This does not mean that Diaspora Jews have a national obligation to make Aliyah. We live in a world today in which such a statement is meaningless. Moreover, Aliyah is not necessarily the most appropriate personal Jewish choice for all Jews; individuals may well find a more rewarding Jewish life outside Israel. (As an example, committed Reform or Conservative Jews may feel this way.) Also, it should be stressed that it is Jewish political sovereignty that offers Israelis the potential for a richer Jewish life, not any ‘mystical’ attributes of the Land. Finally, the popular idea that it is better to be an assimilated Israeli Jew than an assimilated Diaspora Jew is folly; an Israeli whose Jewish identity is based on shallow folkways, and lacking high culture, is no better off than a non-practicing Diaspora Jew.
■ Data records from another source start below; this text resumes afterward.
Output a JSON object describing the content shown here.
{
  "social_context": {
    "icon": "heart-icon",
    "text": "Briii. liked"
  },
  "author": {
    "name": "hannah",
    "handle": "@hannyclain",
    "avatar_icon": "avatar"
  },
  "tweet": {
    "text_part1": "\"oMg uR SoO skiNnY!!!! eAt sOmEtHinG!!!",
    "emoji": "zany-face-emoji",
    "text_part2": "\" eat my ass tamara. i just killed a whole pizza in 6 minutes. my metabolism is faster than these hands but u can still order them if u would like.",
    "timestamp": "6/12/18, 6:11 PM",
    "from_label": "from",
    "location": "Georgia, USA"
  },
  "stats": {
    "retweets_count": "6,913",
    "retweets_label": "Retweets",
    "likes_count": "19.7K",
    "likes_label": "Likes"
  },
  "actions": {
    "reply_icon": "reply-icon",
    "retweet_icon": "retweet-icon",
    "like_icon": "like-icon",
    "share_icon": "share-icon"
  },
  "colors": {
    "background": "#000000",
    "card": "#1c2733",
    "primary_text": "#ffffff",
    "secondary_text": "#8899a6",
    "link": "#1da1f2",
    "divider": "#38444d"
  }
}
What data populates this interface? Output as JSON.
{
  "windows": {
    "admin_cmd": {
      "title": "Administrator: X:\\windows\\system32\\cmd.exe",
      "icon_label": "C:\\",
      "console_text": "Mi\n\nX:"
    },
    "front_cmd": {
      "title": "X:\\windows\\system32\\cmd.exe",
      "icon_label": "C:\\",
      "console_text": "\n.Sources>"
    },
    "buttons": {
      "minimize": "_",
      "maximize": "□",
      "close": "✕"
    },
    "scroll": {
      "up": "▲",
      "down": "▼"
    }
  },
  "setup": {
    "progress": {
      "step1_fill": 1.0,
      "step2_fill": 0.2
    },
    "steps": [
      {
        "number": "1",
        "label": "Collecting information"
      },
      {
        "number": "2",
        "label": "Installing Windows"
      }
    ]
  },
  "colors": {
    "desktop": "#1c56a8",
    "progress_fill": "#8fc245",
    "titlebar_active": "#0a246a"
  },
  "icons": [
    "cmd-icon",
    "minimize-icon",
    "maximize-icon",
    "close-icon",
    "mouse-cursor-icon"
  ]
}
Ilan Bloch is the Director of Teaching Israel.


2 Responses to “On living in the Jewish state”

  1. northernsong July 26, 2012 at 2:31 pm #

    If Diaspora Jews don’t have an obligation to make Aliyah, then what you are affirming is that Israel should continue to be a country that advocates for the rights of Jews first, in Israel and all over the world. The state has more obligations towards a Jew living in New York than an Arab-Israeli who has lived there in peace since ’48. Judaism is a religion, not a culture or nationality, and the more Israel works to distort this fact the greater a historical disaster it will be for the Jewish religion.

  2. northernsong July 26, 2012 at 2:32 pm #

    The only coherent account of Jews as a “nationality” is to say they all must move to Palestine, and all non-Jews must be stripped of citizenship. Only by that position can you fuse the values of democracy (republicanism) with Judaism and make a “jewish people”.

Leave a Reply

Fill in your details below or click an icon to log in:

WordPress.com Logo

You are commenting using your WordPress.com account. Log Out /  Change )

Google+ photo

You are commenting using your Google+ account. Log Out /  Change )

Twitter picture

You are commenting using your Twitter account. Log Out /  Change )

Facebook photo

You are commenting using your Facebook account. Log Out /  Change )


Connecting to %s

%d bloggers like this: